The real lesson behind the rise of Netflix and Amazon….and now Disney+ and HBO Max, is that the rise of these streaming services, and the death of Hollywood and the old system, is a result of identifying a growing customer demand, and serving that demand.

Social distancing global lockdowns confined 70% of the world’s population to quarters for long periods during 2020 and 2021. During this time, the consumer turned to satellite television companies and got annoyed with the endless repeated content and the promise of new content in Summer or Winter. The modern consumer is obsessed with instant gratification and naturally gravitated towards services that offered immediate access to premium content with zero chance that there will be a repeat of that content unless the consumer choses to do so.
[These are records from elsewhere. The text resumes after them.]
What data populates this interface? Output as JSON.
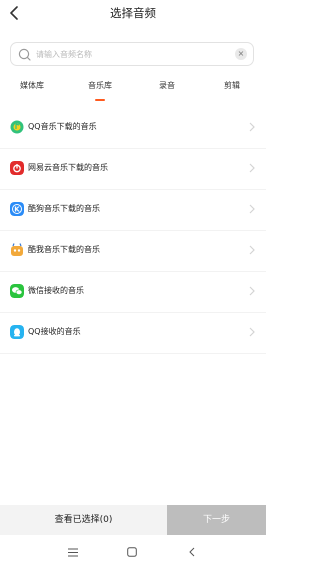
{
  "header": {
    "title": "选择音频"
  },
  "search": {
    "placeholder": "请输入音频名称",
    "value": ""
  },
  "tabs": [
    {
      "label": "媒体库",
      "active": false
    },
    {
      "label": "音乐库",
      "active": true
    },
    {
      "label": "录音",
      "active": false
    },
    {
      "label": "剪辑",
      "active": false
    }
  ],
  "list": [
    {
      "label": "QQ音乐下载的音乐",
      "icon": "qq-music-icon",
      "color": "#31c27c"
    },
    {
      "label": "网易云音乐下载的音乐",
      "icon": "netease-music-icon",
      "color": "#e22b2b"
    },
    {
      "label": "酷狗音乐下载的音乐",
      "icon": "kugou-music-icon",
      "color": "#2b8cf7"
    },
    {
      "label": "酷我音乐下载的音乐",
      "icon": "kuwo-music-icon",
      "color": "#f2a93b"
    },
    {
      "label": "微信接收的音乐",
      "icon": "wechat-icon",
      "color": "#2ac43e"
    },
    {
      "label": "QQ接收的音乐",
      "icon": "qq-icon",
      "color": "#26b3f0"
    }
  ],
  "bottom": {
    "view_selected_label": "查看已选择(0)",
    "next_label": "下一步"
  },
  "colors": {
    "accent": "#ff5a1f",
    "disabled_button": "#bdbdbd"
  }
}
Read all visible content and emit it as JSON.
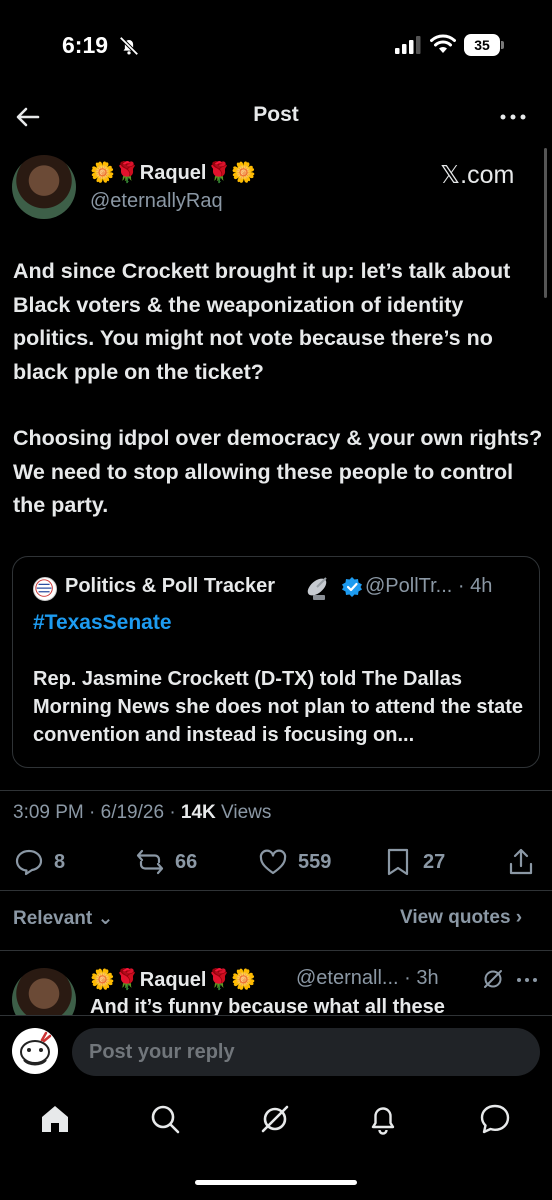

Disruption, in this case, came in the form of a global pandemic which accelerated a need for innovative business models such as Netflix and Amazon Prime. This need was always going to arise, it was just a matter of when. If anything, Netflix and Amazon Prime showed the value of being early adopters when it comes to disruption.